This site is maintained by the Legislation Committee of the Music Library Association (MLA) as a resource for anyone interested in issues of copyright as they apply to the fields of music and music librarianship.
05 June 2012 - More News in the Georgia State E-Reserves Case
The Georgia State case now moves into the remedies phase.
Kevin Smith provides a helpful summary of the plaintiffs' proposed injunction. The plaintiffs seek to enjoin GSU from using without permission any excerpted materials from the publishers unless they met every single one of the four factors of fair use in a very specific manner. For instance: GSU would only be able to use the lesser of a single chapter or 10% of a book; they would not be able to use the heart of the work as an excerpt; and GSU would need to determine whether there was a license available for using the excerpt through the Copyright Clearance Center or directly through the publishers. The most controversial item in the plaintiffs' proposed injunction would allow the publishers access to GSU's course management system so that they would be able to ensure compliance.
According to Judge Evans' order, GSU has fifteen days to respond to the publishers' proposed injunction.
12 May 2012 - Decision Issued for Georgia State E-Reserves Case
A verdict was issued in the Georgia State case yesterday evening.
For a helpful summary and analysis of the case, please visit the most recent posting on Kevin Smith's blog, Scholarly Communications @ Duke: "The GSU Decision-- Not an Easy Road For Anyone"
Please click below to access the full text of the case:
02 February 2012 - U.S. Copyright Office Issues Report on Pre-1972 Sound Recordings
On December 28th 2011 the U.S. Copyright Office released its report on potentially placing pre-1972 sound recordings under federal copyright protection.
To summarize, the Copyright Office recommends federal copyright protection for pre-1972 sound recordings with provisions mainly pertaining to length of copyright protection and issues of copyright ownership.
For further reading:
1. Michael Kelley's Copyright and Fair Use column in Library Journal
2. Joan Cheverie's blog post from Educause
02 February 2012 - U.S. Supreme Court Decision for Golan v. Holder
On January 18th, 2012, the U.S. Supreme Court issued their decision against the plaintiffs in Golan v. Holder. Justice Ginsberg wrote the decision for the 6-2 majority. Justices Alito and Breyer dissented; Justice Kagan recused herself from the case.
To summarize the opinion, the majority states that Congress does have the authority to reinstate copyright in public domain works.
For further reading on this decision please consult:
1. Kevin Smith's post on the Scholarly Communications Blog at Duke University
2. Jeffrey R. Young's Technology column from the Chronicle of Higher Education
3. David Rapp's Copyright and Fair Use column from Library Journal
4. Lyle Denniston's analysis on SCOTUSblog
20 November 2011 - News on Two Cases of Importance to Libraries

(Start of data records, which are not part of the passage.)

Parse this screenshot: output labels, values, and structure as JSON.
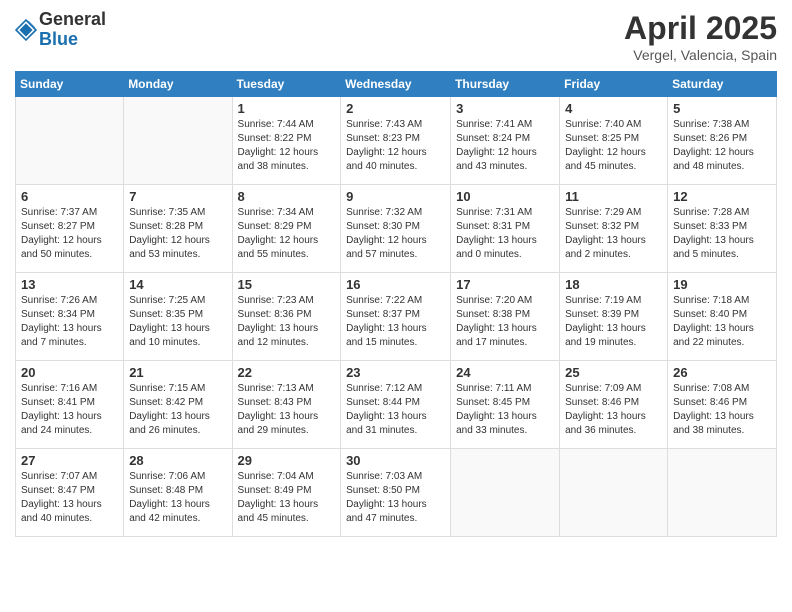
{
  "logo": {
    "general": "General",
    "blue": "Blue"
  },
  "title": "April 2025",
  "location": "Vergel, Valencia, Spain",
  "days_of_week": [
    "Sunday",
    "Monday",
    "Tuesday",
    "Wednesday",
    "Thursday",
    "Friday",
    "Saturday"
  ],
  "weeks": [
    [
      {
        "day": "",
        "info": ""
      },
      {
        "day": "",
        "info": ""
      },
      {
        "day": "1",
        "info": "Sunrise: 7:44 AM\nSunset: 8:22 PM\nDaylight: 12 hours\nand 38 minutes."
      },
      {
        "day": "2",
        "info": "Sunrise: 7:43 AM\nSunset: 8:23 PM\nDaylight: 12 hours\nand 40 minutes."
      },
      {
        "day": "3",
        "info": "Sunrise: 7:41 AM\nSunset: 8:24 PM\nDaylight: 12 hours\nand 43 minutes."
      },
      {
        "day": "4",
        "info": "Sunrise: 7:40 AM\nSunset: 8:25 PM\nDaylight: 12 hours\nand 45 minutes."
      },
      {
        "day": "5",
        "info": "Sunrise: 7:38 AM\nSunset: 8:26 PM\nDaylight: 12 hours\nand 48 minutes."
      }
    ],
    [
      {
        "day": "6",
        "info": "Sunrise: 7:37 AM\nSunset: 8:27 PM\nDaylight: 12 hours\nand 50 minutes."
      },
      {
        "day": "7",
        "info": "Sunrise: 7:35 AM\nSunset: 8:28 PM\nDaylight: 12 hours\nand 53 minutes."
      },
      {
        "day": "8",
        "info": "Sunrise: 7:34 AM\nSunset: 8:29 PM\nDaylight: 12 hours\nand 55 minutes."
      },
      {
        "day": "9",
        "info": "Sunrise: 7:32 AM\nSunset: 8:30 PM\nDaylight: 12 hours\nand 57 minutes."
      },
      {
        "day": "10",
        "info": "Sunrise: 7:31 AM\nSunset: 8:31 PM\nDaylight: 13 hours\nand 0 minutes."
      },
      {
        "day": "11",
        "info": "Sunrise: 7:29 AM\nSunset: 8:32 PM\nDaylight: 13 hours\nand 2 minutes."
      },
      {
        "day": "12",
        "info": "Sunrise: 7:28 AM\nSunset: 8:33 PM\nDaylight: 13 hours\nand 5 minutes."
      }
    ],
    [
      {
        "day": "13",
        "info": "Sunrise: 7:26 AM\nSunset: 8:34 PM\nDaylight: 13 hours\nand 7 minutes."
      },
      {
        "day": "14",
        "info": "Sunrise: 7:25 AM\nSunset: 8:35 PM\nDaylight: 13 hours\nand 10 minutes."
      },
      {
        "day": "15",
        "info": "Sunrise: 7:23 AM\nSunset: 8:36 PM\nDaylight: 13 hours\nand 12 minutes."
      },
      {
        "day": "16",
        "info": "Sunrise: 7:22 AM\nSunset: 8:37 PM\nDaylight: 13 hours\nand 15 minutes."
      },
      {
        "day": "17",
        "info": "Sunrise: 7:20 AM\nSunset: 8:38 PM\nDaylight: 13 hours\nand 17 minutes."
      },
      {
        "day": "18",
        "info": "Sunrise: 7:19 AM\nSunset: 8:39 PM\nDaylight: 13 hours\nand 19 minutes."
      },
      {
        "day": "19",
        "info": "Sunrise: 7:18 AM\nSunset: 8:40 PM\nDaylight: 13 hours\nand 22 minutes."
      }
    ],
    [
      {
        "day": "20",
        "info": "Sunrise: 7:16 AM\nSunset: 8:41 PM\nDaylight: 13 hours\nand 24 minutes."
      },
      {
        "day": "21",
        "info": "Sunrise: 7:15 AM\nSunset: 8:42 PM\nDaylight: 13 hours\nand 26 minutes."
      },
      {
        "day": "22",
        "info": "Sunrise: 7:13 AM\nSunset: 8:43 PM\nDaylight: 13 hours\nand 29 minutes."
      },
      {
        "day": "23",
        "info": "Sunrise: 7:12 AM\nSunset: 8:44 PM\nDaylight: 13 hours\nand 31 minutes."
      },
      {
        "day": "24",
        "info": "Sunrise: 7:11 AM\nSunset: 8:45 PM\nDaylight: 13 hours\nand 33 minutes."
      },
      {
        "day": "25",
        "info": "Sunrise: 7:09 AM\nSunset: 8:46 PM\nDaylight: 13 hours\nand 36 minutes."
      },
      {
        "day": "26",
        "info": "Sunrise: 7:08 AM\nSunset: 8:46 PM\nDaylight: 13 hours\nand 38 minutes."
      }
    ],
    [
      {
        "day": "27",
        "info": "Sunrise: 7:07 AM\nSunset: 8:47 PM\nDaylight: 13 hours\nand 40 minutes."
      },
      {
        "day": "28",
        "info": "Sunrise: 7:06 AM\nSunset: 8:48 PM\nDaylight: 13 hours\nand 42 minutes."
      },
      {
        "day": "29",
        "info": "Sunrise: 7:04 AM\nSunset: 8:49 PM\nDaylight: 13 hours\nand 45 minutes."
      },
      {
        "day": "30",
        "info": "Sunrise: 7:03 AM\nSunset: 8:50 PM\nDaylight: 13 hours\nand 47 minutes."
      },
      {
        "day": "",
        "info": ""
      },
      {
        "day": "",
        "info": ""
      },
      {
        "day": "",
        "info": ""
      }
    ]
  ]
}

Here is an update on the AIME v UCLA case as well as some news on another case of relevance to libraries.
1. On October 3rd, 2011, a federal judge dismissed the AIME v. UCLA case. The two main reasons for the dismissal of the case were: 1. AIME failed to prove that UCLA waived its state sovereign immunity through signing a license agreement, and 2. AIME lacks associational standing to sue for copyright infringement. AIME was given two weeks to refile the case and they have since done so.
For further reading on the case, please consult the following:
University of Maryland's Center for Intellectual Property Scholar, Peggy Hoon, gives an explanation of associational standing on the Collectanea Blog.
HathiTrust is a group of university and research libraries that initially participated in the Google Books scanning project and are now collaborating on other digitization efforts. Last summer, HathiTrust posted a list of digitized orphan works that it would make available on a limited basis to logged-in institutional users only after a thorough search determined that a copyright holder could not be identified. HathiTrust posted these orphan works with the proviso that if a copyright holder did come forward then the works would be removed.
The Authors Guild's complaint does not seek monetary damages, but wishes to enjoin HathiTrust from proceeding with the Orphan Works Project as well as to impound nearly seven million files.
For further reading on this case, please consult ARL's "Authors Guild v. HathiTrust et. al. Resources."